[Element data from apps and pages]

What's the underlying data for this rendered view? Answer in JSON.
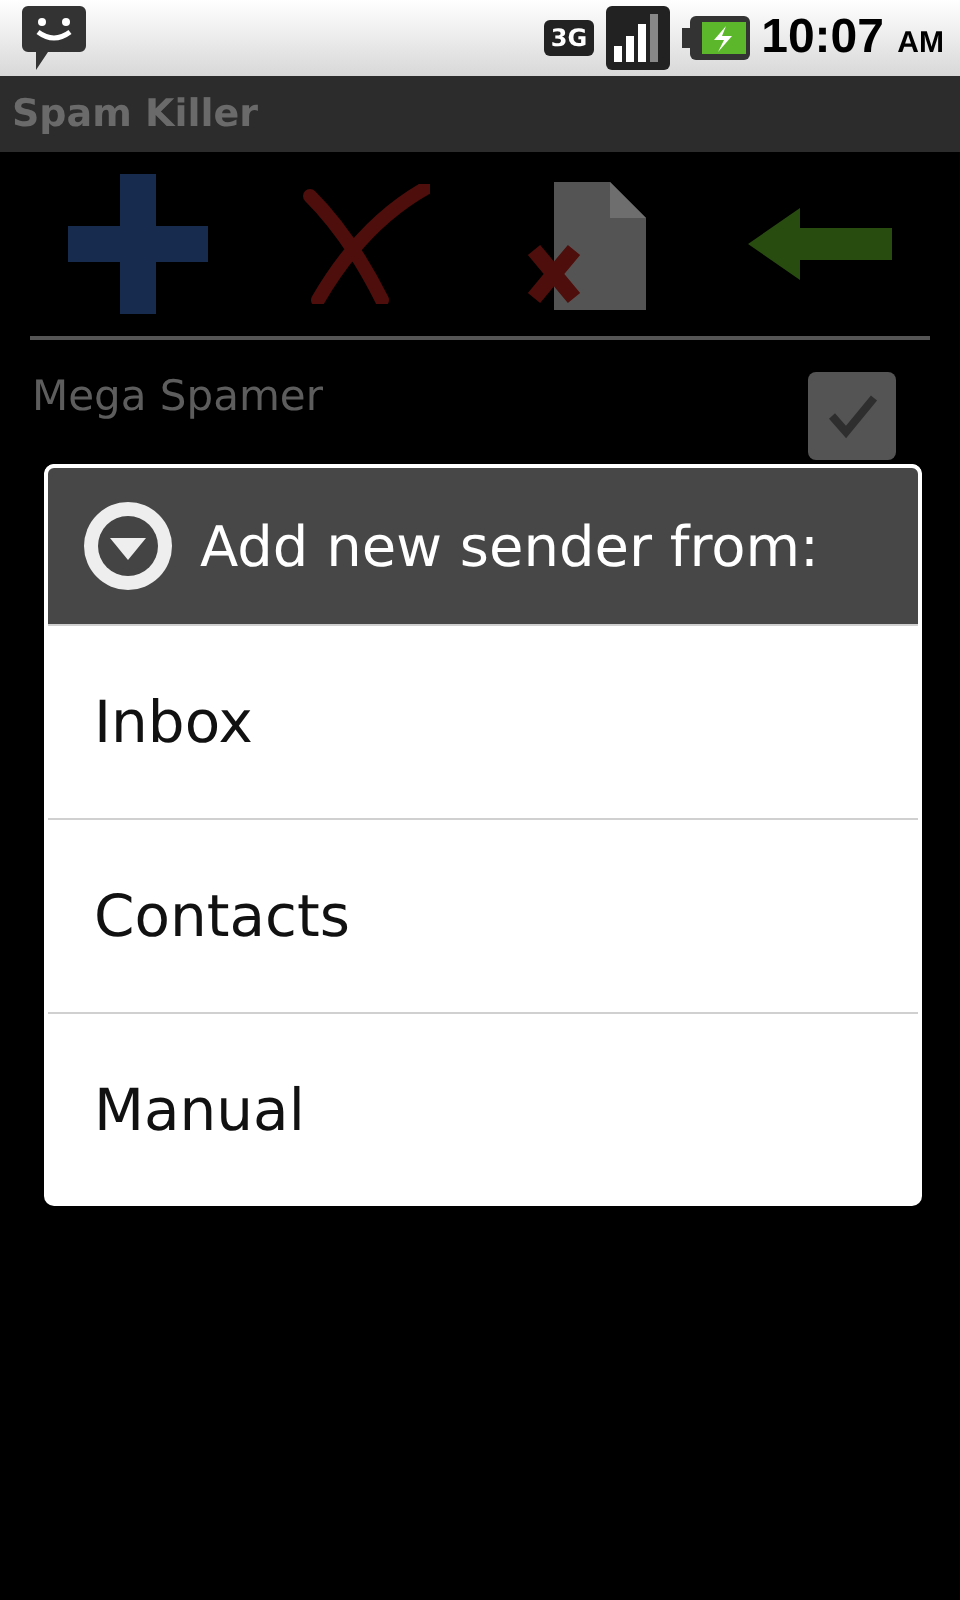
{
  "status_bar": {
    "network": "3G",
    "time": "10:07",
    "meridiem": "AM"
  },
  "title_bar": {
    "title": "Spam Killer"
  },
  "list": [
    {
      "name": "Mega Spamer",
      "checked": true
    }
  ],
  "dialog": {
    "title": "Add new sender from:",
    "options": [
      "Inbox",
      "Contacts",
      "Manual"
    ]
  }
}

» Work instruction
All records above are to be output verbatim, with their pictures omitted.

» Response
What's the underlying data for this rendered view? Answer in JSON.
{
  "status_bar": {
    "network": "3G",
    "time": "10:07",
    "meridiem": "AM"
  },
  "title_bar": {
    "title": "Spam Killer"
  },
  "list": [
    {
      "name": "Mega Spamer",
      "checked": true
    }
  ],
  "dialog": {
    "title": "Add new sender from:",
    "options": [
      "Inbox",
      "Contacts",
      "Manual"
    ]
  }
}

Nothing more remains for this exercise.